-- Opening Marker --
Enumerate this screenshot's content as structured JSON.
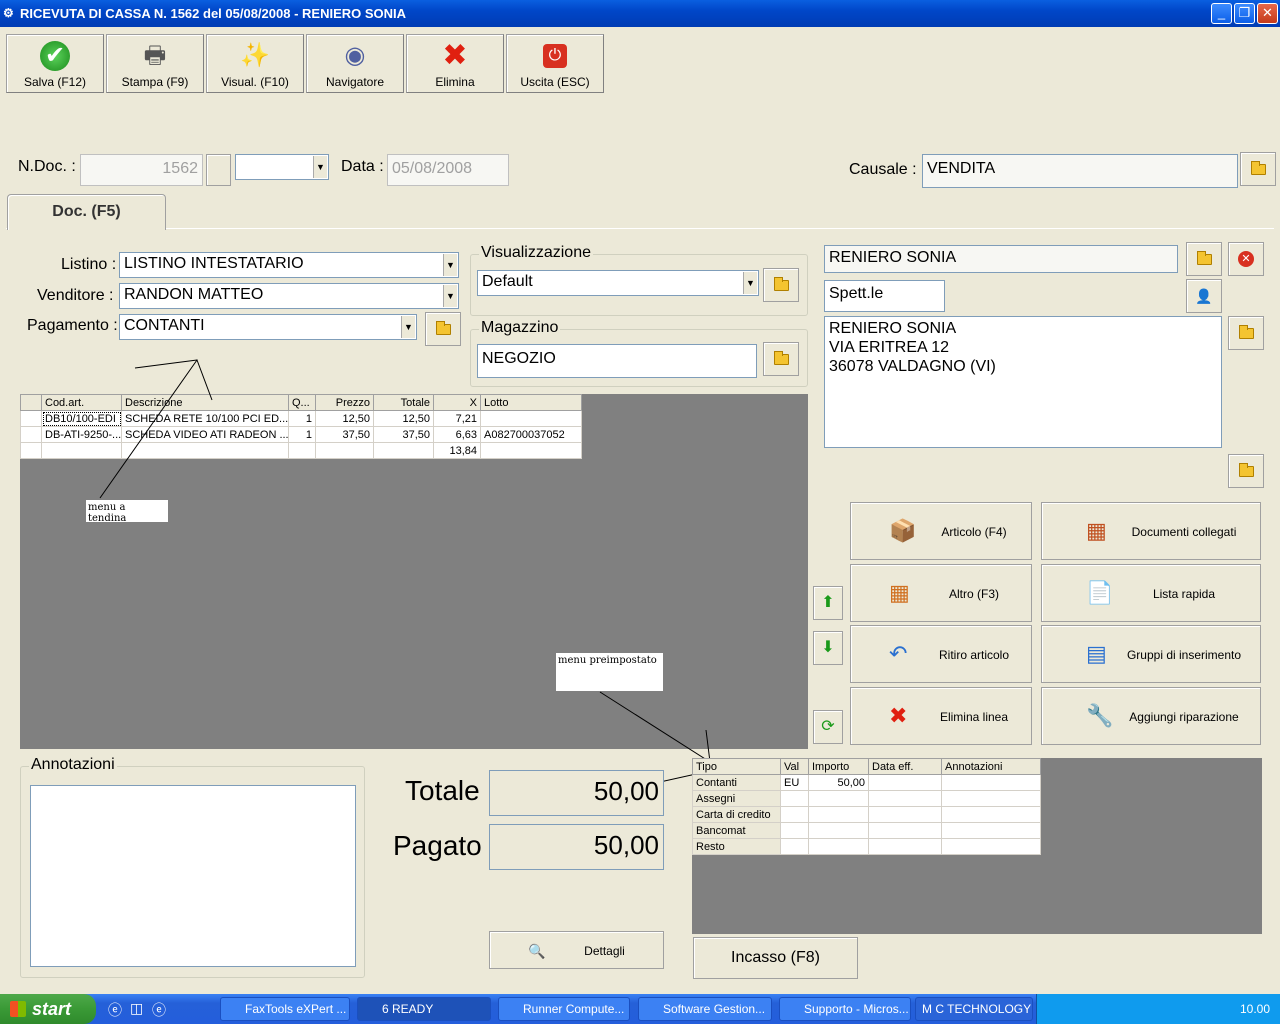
{
  "window": {
    "title": "RICEVUTA DI CASSA N. 1562  del 05/08/2008 - RENIERO SONIA",
    "min": "_",
    "max": "❐",
    "close": "✕"
  },
  "toolbar": [
    {
      "label": "Salva (F12)",
      "icon": "save-check-icon",
      "glyph": "✔"
    },
    {
      "label": "Stampa (F9)",
      "icon": "printer-icon",
      "glyph": "🖶"
    },
    {
      "label": "Visual. (F10)",
      "icon": "magic-wand-icon",
      "glyph": "✨"
    },
    {
      "label": "Navigatore",
      "icon": "compass-icon",
      "glyph": "◉"
    },
    {
      "label": "Elimina",
      "icon": "delete-x-icon",
      "glyph": "✖"
    },
    {
      "label": "Uscita (ESC)",
      "icon": "power-icon",
      "glyph": "⏻"
    }
  ],
  "header": {
    "ndoc_label": "N.Doc. :",
    "ndoc_value": "1562",
    "data_label": "Data :",
    "data_value": "05/08/2008",
    "causale_label": "Causale :",
    "causale_value": "VENDITA"
  },
  "tab": {
    "label": "Doc. (F5)"
  },
  "form": {
    "listino_label": "Listino :",
    "listino_value": "LISTINO INTESTATARIO",
    "venditore_label": "Venditore :",
    "venditore_value": "RANDON MATTEO",
    "pagamento_label": "Pagamento :",
    "pagamento_value": "CONTANTI",
    "visualizzazione_label": "Visualizzazione",
    "visualizzazione_value": "Default",
    "magazzino_label": "Magazzino",
    "magazzino_value": "NEGOZIO"
  },
  "customer": {
    "name": "RENIERO SONIA",
    "salutation": "Spett.le",
    "address_line1": "RENIERO SONIA",
    "address_line2": "VIA ERITREA 12",
    "address_line3": "36078 VALDAGNO (VI)"
  },
  "items": {
    "columns": [
      "",
      "Cod.art.",
      "Descrizione",
      "Q...",
      "Prezzo",
      "Totale",
      "X",
      "Lotto"
    ],
    "rows": [
      [
        "",
        "DB10/100-EDI",
        "SCHEDA RETE 10/100 PCI ED...",
        "1",
        "12,50",
        "12,50",
        "7,21",
        ""
      ],
      [
        "",
        "DB-ATI-9250-...",
        "SCHEDA VIDEO ATI RADEON ...",
        "1",
        "37,50",
        "37,50",
        "6,63",
        "A082700037052"
      ],
      [
        "",
        "",
        "",
        "",
        "",
        "",
        "13,84",
        ""
      ]
    ]
  },
  "notes": {
    "menu_tendina": "menu a tendina",
    "menu_preimpostato": "menu preimpostato"
  },
  "actions": [
    {
      "label": "Articolo (F4)",
      "icon": "article-box-icon",
      "glyph": "📦"
    },
    {
      "label": "Documenti collegati",
      "icon": "linked-docs-icon",
      "glyph": "▦"
    },
    {
      "label": "Altro (F3)",
      "icon": "grid-add-icon",
      "glyph": "▦"
    },
    {
      "label": "Lista rapida",
      "icon": "quick-list-icon",
      "glyph": "📄"
    },
    {
      "label": "Ritiro articolo",
      "icon": "undo-arrow-icon",
      "glyph": "↶"
    },
    {
      "label": "Gruppi di inserimento",
      "icon": "group-insert-icon",
      "glyph": "▤"
    },
    {
      "label": "Elimina linea",
      "icon": "delete-line-icon",
      "glyph": "✖"
    },
    {
      "label": "Aggiungi riparazione",
      "icon": "wrench-icon",
      "glyph": "🔧"
    }
  ],
  "annotazioni_label": "Annotazioni",
  "totals": {
    "totale_label": "Totale",
    "totale_value": "50,00",
    "pagato_label": "Pagato",
    "pagato_value": "50,00"
  },
  "payments": {
    "columns": [
      "Tipo",
      "Val",
      "Importo",
      "Data eff.",
      "Annotazioni"
    ],
    "rows": [
      [
        "Contanti",
        "EU",
        "50,00",
        "",
        ""
      ],
      [
        "Assegni",
        "",
        "",
        "",
        ""
      ],
      [
        "Carta di credito",
        "",
        "",
        "",
        ""
      ],
      [
        "Bancomat",
        "",
        "",
        "",
        ""
      ],
      [
        "Resto",
        "",
        "",
        "",
        ""
      ]
    ]
  },
  "buttons": {
    "dettagli": "Dettagli",
    "incasso": "Incasso (F8)"
  },
  "taskbar": {
    "start": "start",
    "tasks": [
      "FaxTools eXPert ...",
      "6 READY",
      "Runner Compute...",
      "Software Gestion...",
      "Supporto - Micros...",
      "M C TECHNOLOGY"
    ],
    "clock": "10.00"
  }
}
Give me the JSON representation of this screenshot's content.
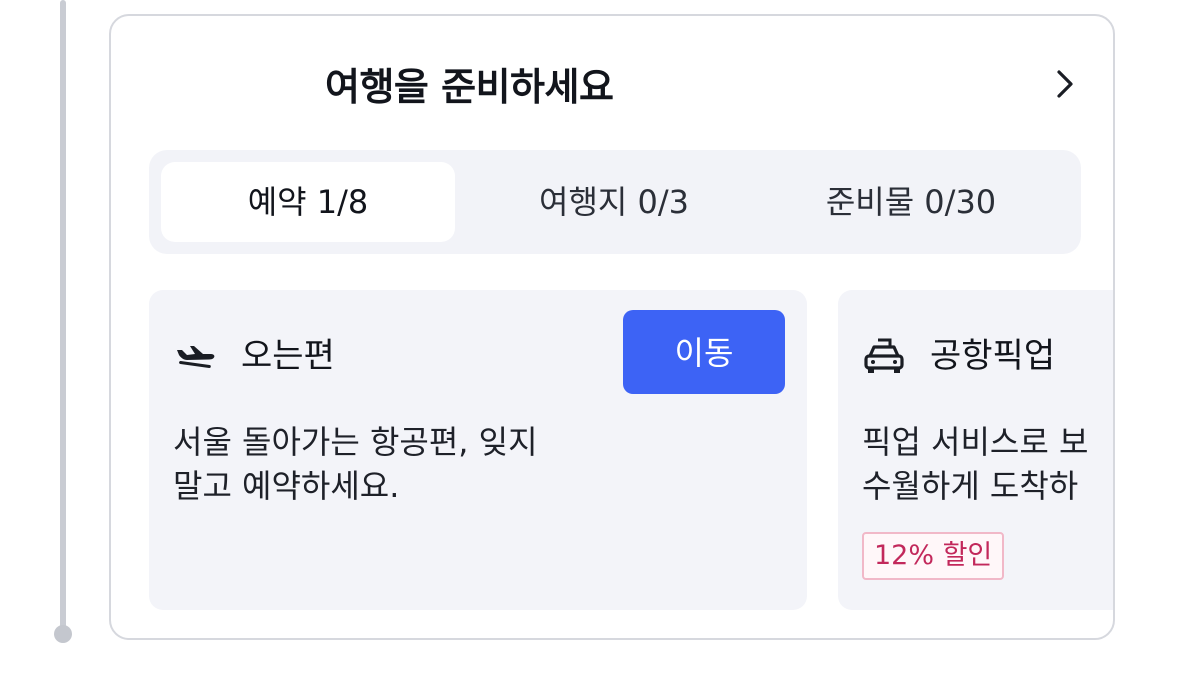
{
  "card": {
    "title": "여행을 준비하세요",
    "chevron_icon": "chevron-right-icon"
  },
  "tabs": [
    {
      "label": "예약 1/8",
      "active": true
    },
    {
      "label": "여행지 0/3",
      "active": false
    },
    {
      "label": "준비물 0/30",
      "active": false
    }
  ],
  "items": [
    {
      "icon": "airplane-landing-icon",
      "title": "오는편",
      "button_label": "이동",
      "description": "서울 돌아가는 항공편, 잊지\n말고 예약하세요."
    },
    {
      "icon": "car-icon",
      "title": "공항픽업",
      "description": "픽업 서비스로 보\n수월하게 도착하",
      "badge": "12% 할인"
    }
  ],
  "colors": {
    "accent": "#3d63f5",
    "badge_text": "#c2285b",
    "badge_border": "#f1b8c8",
    "tab_bg": "#f2f3f8",
    "item_bg": "#f3f4f9"
  }
}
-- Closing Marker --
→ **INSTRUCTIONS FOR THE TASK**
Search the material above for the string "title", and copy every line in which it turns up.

→ **SOLUTION FOR THIS TASK**
    "title": "RICEVUTA DI CASSA N. 1562  del 05/08/2008 - RENIERO SONIA",
    "title": "여행을 준비하세요",
      "title": "오는편",
      "title": "공항픽업",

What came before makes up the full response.